chapter 5: comments, change tracking, and versions 189
The merging process described earlier in this chapter works well if all documents
have been edited using Word’s change-tracking feature. But often enough, you wind
up with two drafts of a document, one of which has been edited (by you or some-
body else). Word’s Compare Documents feature can help you see where edits have
been made—a feature that has saved the bacon of more than one lawyer in back-
and-forth contract negotiations.
To use it, round up both the edited version and your original or master copy and
proceed as follows:
1. Open the changed copy of the document. Choose Tools→Track Changes→ Com-
Word opens the Choose a File dialog box. Here’s where you select the original
document—the one you want to compare the edited version to. The original
could be the one that’s never been edited, or one that’s been edited with change
tracking or even merged. Just make sure that you’ve reviewed it and accepted or
rejected all tracked changes before you begin the comparing process.
2. When you locate the original version of the document, double-click it.
Word compares the two documents. Their differences are depicted as tracked

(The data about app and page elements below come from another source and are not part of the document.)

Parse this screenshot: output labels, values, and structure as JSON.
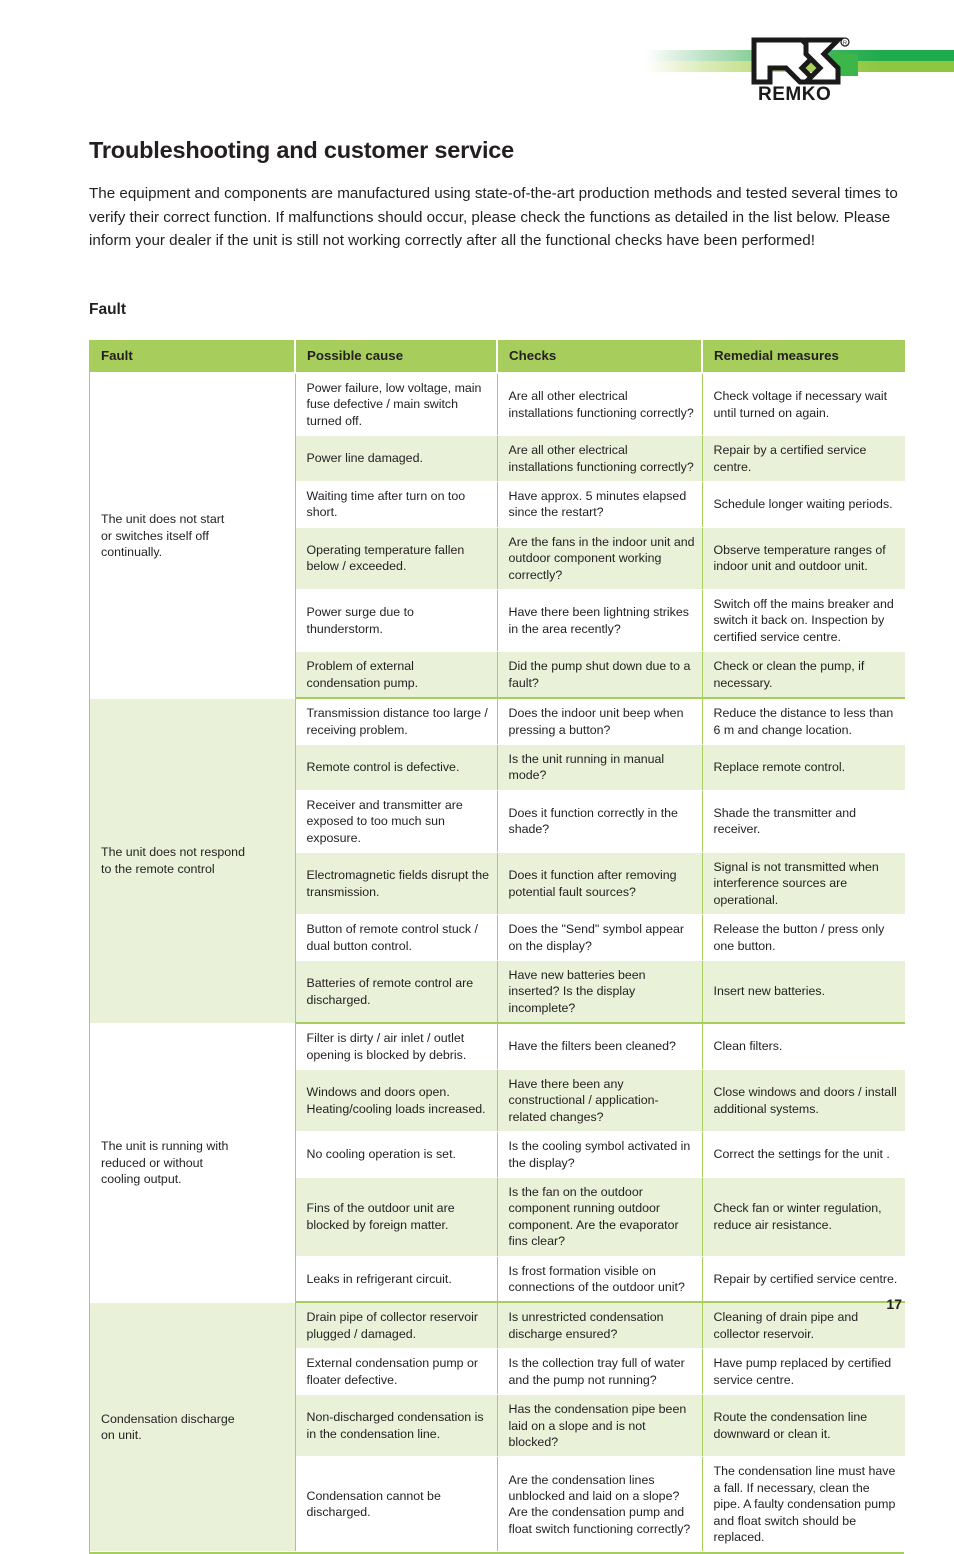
{
  "header": {
    "logo_wordmark": "REMKO",
    "logo_trademark": "®",
    "accent_green_dark": "#1faa4b",
    "accent_green_light": "#8dc63f"
  },
  "page_title": "Troubleshooting and customer service",
  "intro": "The equipment and components are manufactured using state-of-the-art production methods and tested several times to verify their correct function. If malfunctions should occur, please check the functions as detailed in the list below. Please inform your dealer if the unit is still not working correctly after all the functional checks have been performed!",
  "section_title": "Fault",
  "table": {
    "header_bg": "#a7ce5c",
    "row_alt_bg": "#e9f1d8",
    "columns": [
      "Fault",
      "Possible cause",
      "Checks",
      "Remedial measures"
    ],
    "groups": [
      {
        "fault": "The unit does not start\nor switches itself off\ncontinually.",
        "fault_shaded": false,
        "rows": [
          {
            "cause": "Power failure, low voltage, main fuse defective / main switch turned off.",
            "check": "Are all other electrical installations functioning correctly?",
            "remedy": "Check voltage if necessary wait until turned on again.",
            "alt": false
          },
          {
            "cause": "Power line damaged.",
            "check": "Are all other electrical installations functioning correctly?",
            "remedy": "Repair by a certified service centre.",
            "alt": true
          },
          {
            "cause": "Waiting time after turn on too short.",
            "check": "Have approx. 5 minutes elapsed since the restart?",
            "remedy": "Schedule longer waiting periods.",
            "alt": false
          },
          {
            "cause": "Operating temperature fallen below / exceeded.",
            "check": "Are the fans in the indoor unit and outdoor component working correctly?",
            "remedy": "Observe temperature ranges of indoor unit and outdoor unit.",
            "alt": true
          },
          {
            "cause": "Power surge due to thunderstorm.",
            "check": "Have there been lightning strikes in the area recently?",
            "remedy": "Switch off the mains breaker and switch it back on. Inspection by certified service centre.",
            "alt": false
          },
          {
            "cause": "Problem of external condensation pump.",
            "check": "Did the pump shut down due to a fault?",
            "remedy": "Check or clean the pump, if necessary.",
            "alt": true
          }
        ]
      },
      {
        "fault": "The unit does not respond\nto the remote control",
        "fault_shaded": true,
        "rows": [
          {
            "cause": "Transmission distance too large / receiving problem.",
            "check": "Does the indoor unit beep when pressing a button?",
            "remedy": "Reduce the distance to less than 6 m and change location.",
            "alt": false
          },
          {
            "cause": "Remote control is defective.",
            "check": "Is the unit running in manual mode?",
            "remedy": "Replace remote control.",
            "alt": true
          },
          {
            "cause": "Receiver and transmitter are exposed to too much sun exposure.",
            "check": "Does it function correctly in the shade?",
            "remedy": "Shade the transmitter and receiver.",
            "alt": false
          },
          {
            "cause": "Electromagnetic fields disrupt the transmission.",
            "check": "Does it function after removing potential fault sources?",
            "remedy": "Signal is not transmitted when interference sources are operational.",
            "alt": true
          },
          {
            "cause": "Button of remote control stuck / dual button control.",
            "check": "Does the \"Send\" symbol appear on the display?",
            "remedy": "Release the button / press only one button.",
            "alt": false
          },
          {
            "cause": "Batteries of remote control are discharged.",
            "check": "Have new batteries been inserted? Is the display incomplete?",
            "remedy": "Insert new batteries.",
            "alt": true
          }
        ]
      },
      {
        "fault": "The unit is running with\nreduced or without\ncooling output.",
        "fault_shaded": false,
        "rows": [
          {
            "cause": "Filter is dirty / air inlet / outlet opening is blocked by debris.",
            "check": "Have the filters been cleaned?",
            "remedy": "Clean filters.",
            "alt": false
          },
          {
            "cause": "Windows and doors open. Heating/cooling loads increased.",
            "check": "Have there been any constructional / application-related changes?",
            "remedy": "Close windows and doors  / install additional systems.",
            "alt": true
          },
          {
            "cause": "No cooling operation is set.",
            "check": "Is the cooling symbol activated in the display?",
            "remedy": "Correct the settings for the unit .",
            "alt": false
          },
          {
            "cause": "Fins of the outdoor unit are blocked by foreign matter.",
            "check": "Is the fan on the outdoor component running outdoor component. Are the evaporator fins clear?",
            "remedy": "Check fan or winter regulation, reduce air resistance.",
            "alt": true
          },
          {
            "cause": "Leaks in refrigerant circuit.",
            "check": "Is frost formation visible on connections of the outdoor unit?",
            "remedy": "Repair by certified service centre.",
            "alt": false
          }
        ]
      },
      {
        "fault": "Condensation discharge\non unit.",
        "fault_shaded": true,
        "rows": [
          {
            "cause": "Drain pipe of collector reservoir plugged / damaged.",
            "check": "Is unrestricted condensation discharge ensured?",
            "remedy": "Cleaning of drain pipe and collector reservoir.",
            "alt": true
          },
          {
            "cause": "External condensation pump or floater defective.",
            "check": "Is the collection tray full of water and the pump not running?",
            "remedy": "Have pump replaced by certified service centre.",
            "alt": false
          },
          {
            "cause": "Non-discharged condensation is in the condensation line.",
            "check": "Has the condensation pipe been laid on a slope and is not blocked?",
            "remedy": "Route the condensation line downward or clean it.",
            "alt": true
          },
          {
            "cause": "Condensation cannot be discharged.",
            "check": "Are the condensation lines unblocked and laid on a slope? Are the condensation pump and float switch functioning correctly?",
            "remedy": "The condensation line must have a fall. If necessary, clean the pipe. A faulty condensation pump and float switch should be replaced.",
            "alt": false
          }
        ]
      }
    ]
  },
  "page_number": "17"
}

changes in the ﬁrst document you opened. In other words, text that’s in the ed-
ited version but not in your original appears in color and underlined; text that

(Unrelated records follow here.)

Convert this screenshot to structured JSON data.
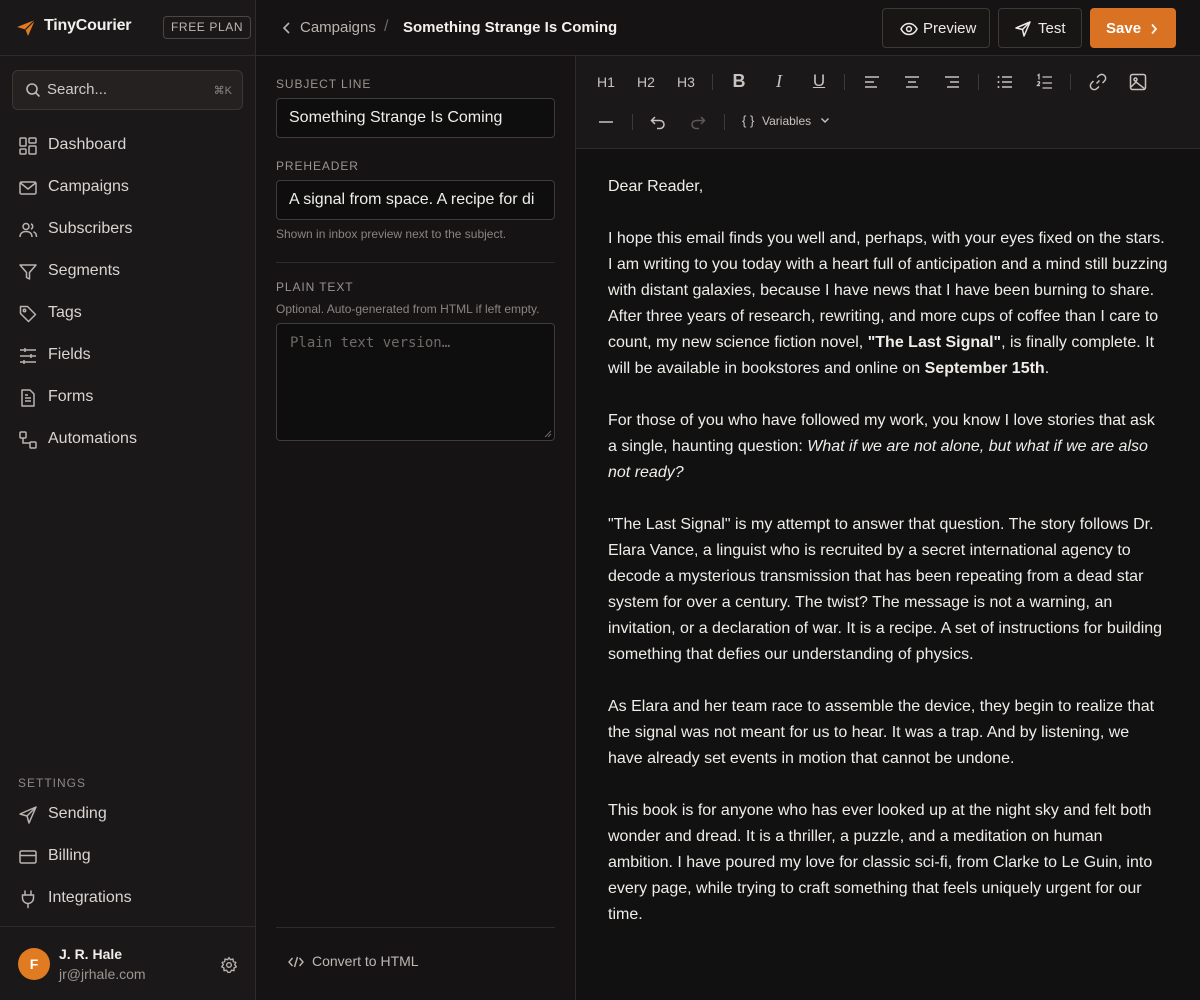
{
  "brand": {
    "name": "TinyCourier",
    "plan": "FREE PLAN",
    "accent": "#d97222"
  },
  "search": {
    "placeholder": "Search...",
    "shortcut": "⌘K"
  },
  "nav": {
    "items": [
      {
        "label": "Dashboard",
        "icon": "grid-icon"
      },
      {
        "label": "Campaigns",
        "icon": "mail-icon"
      },
      {
        "label": "Subscribers",
        "icon": "users-icon"
      },
      {
        "label": "Segments",
        "icon": "filter-icon"
      },
      {
        "label": "Tags",
        "icon": "tag-icon"
      },
      {
        "label": "Fields",
        "icon": "sliders-icon"
      },
      {
        "label": "Forms",
        "icon": "document-icon"
      },
      {
        "label": "Automations",
        "icon": "workflow-icon"
      }
    ],
    "settings_label": "SETTINGS",
    "settings_items": [
      {
        "label": "Sending",
        "icon": "send-icon"
      },
      {
        "label": "Billing",
        "icon": "credit-card-icon"
      },
      {
        "label": "Integrations",
        "icon": "plug-icon"
      }
    ]
  },
  "user": {
    "initial": "F",
    "name": "J. R. Hale",
    "email": "jr@jrhale.com"
  },
  "breadcrumb": {
    "parent": "Campaigns",
    "separator": "/",
    "current": "Something Strange Is Coming"
  },
  "actions": {
    "preview": "Preview",
    "test": "Test",
    "save": "Save"
  },
  "campaign": {
    "subject_label": "SUBJECT LINE",
    "subject_value": "Something Strange Is Coming",
    "preheader_label": "PREHEADER",
    "preheader_value": "A signal from space. A recipe for di",
    "preheader_hint": "Shown in inbox preview next to the subject.",
    "plain_label": "PLAIN TEXT",
    "plain_hint": "Optional. Auto-generated from HTML if left empty.",
    "plain_placeholder": "Plain text version…",
    "convert_label": "Convert to HTML"
  },
  "toolbar": {
    "h1": "H1",
    "h2": "H2",
    "h3": "H3",
    "bold": "B",
    "italic": "I",
    "underline": "U",
    "variables": "Variables",
    "variables_glyph": "{ }"
  },
  "body": {
    "greeting": "Dear Reader,",
    "p1": "I hope this email finds you well and, perhaps, with your eyes fixed on the stars. I am writing to you today with a heart full of anticipation and a mind still buzzing with distant galaxies, because I have news that I have been burning to share.",
    "p2_a": "After three years of research, rewriting, and more cups of coffee than I care to count, my new science fiction novel, ",
    "p2_title": "\"The Last Signal\"",
    "p2_b": ", is finally complete. It will be available in bookstores and online on ",
    "p2_date": "September 15th",
    "p2_c": ".",
    "p3_a": "For those of you who have followed my work, you know I love stories that ask a single, haunting question: ",
    "p3_quote": "What if we are not alone, but what if we are also not ready?",
    "p4": "\"The Last Signal\" is my attempt to answer that question. The story follows Dr. Elara Vance, a linguist who is recruited by a secret international agency to decode a mysterious transmission that has been repeating from a dead star system for over a century. The twist? The message is not a warning, an invitation, or a declaration of war. It is a recipe. A set of instructions for building something that defies our understanding of physics.",
    "p5": "As Elara and her team race to assemble the device, they begin to realize that the signal was not meant for us to hear. It was a trap. And by listening, we have already set events in motion that cannot be undone.",
    "p6": "This book is for anyone who has ever looked up at the night sky and felt both wonder and dread. It is a thriller, a puzzle, and a meditation on human ambition. I have poured my love for classic sci-fi, from Clarke to Le Guin, into every page, while trying to craft something that feels uniquely urgent for our time."
  }
}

somebody deleted from the edited version appears with strikethrough lettering.
If there were already tracked changes in either of the documents, Word ignores them
and gives priority to the actual, unmarked text. If either of the documents has
untracked changes, Word asks before proceeding with the comparing process. Usu-
ally, you’ll want to click OK and go ahead. The unmarked changes may be edits you
made to the document while you were writing it, before you started the reviewing
The File→Versions command performs a kind of temporary Save, by creating a snap-
shot of your document at a moment in time—without actually creating a new docu-
ment. All versions of a document are stored in the same ﬁle on your hard drive with
the same ﬁle name; even though it may contain eleven different drafts, you still see
only a single icon in the Finder.
Saving versions, in other words, creates listings in the Versions dialog box, not sepa-
rate document ﬁles. Thus, you can save as many versions as you like without losing
them or creating a mass of documents on your hard drive.